* Assignment
Only lines holding "movement" are needed; copy each of them from the data below.

**** Dataset

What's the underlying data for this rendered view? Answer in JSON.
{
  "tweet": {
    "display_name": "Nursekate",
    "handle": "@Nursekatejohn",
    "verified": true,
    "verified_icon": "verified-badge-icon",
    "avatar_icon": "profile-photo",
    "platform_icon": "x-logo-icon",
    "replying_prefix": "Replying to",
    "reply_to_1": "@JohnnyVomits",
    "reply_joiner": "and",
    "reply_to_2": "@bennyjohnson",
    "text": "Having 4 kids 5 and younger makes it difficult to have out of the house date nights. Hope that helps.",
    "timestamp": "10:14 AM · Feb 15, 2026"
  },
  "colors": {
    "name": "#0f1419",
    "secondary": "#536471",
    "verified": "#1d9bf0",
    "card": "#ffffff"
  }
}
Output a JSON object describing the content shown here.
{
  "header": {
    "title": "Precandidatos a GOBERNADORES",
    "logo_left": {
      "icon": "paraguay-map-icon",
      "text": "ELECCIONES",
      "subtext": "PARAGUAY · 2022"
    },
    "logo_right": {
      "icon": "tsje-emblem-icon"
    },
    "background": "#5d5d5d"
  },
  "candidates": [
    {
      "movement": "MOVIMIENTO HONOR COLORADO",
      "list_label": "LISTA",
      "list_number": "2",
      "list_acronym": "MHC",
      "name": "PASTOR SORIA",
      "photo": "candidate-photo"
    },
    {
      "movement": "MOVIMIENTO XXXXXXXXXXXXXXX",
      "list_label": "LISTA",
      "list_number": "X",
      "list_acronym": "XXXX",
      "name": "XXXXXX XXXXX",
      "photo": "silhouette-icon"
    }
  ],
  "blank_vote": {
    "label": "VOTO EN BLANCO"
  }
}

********

* Final answer
      "movement": "MOVIMIENTO HONOR COLORADO",
      "movement": "MOVIMIENTO XXXXXXXXXXXXXXX",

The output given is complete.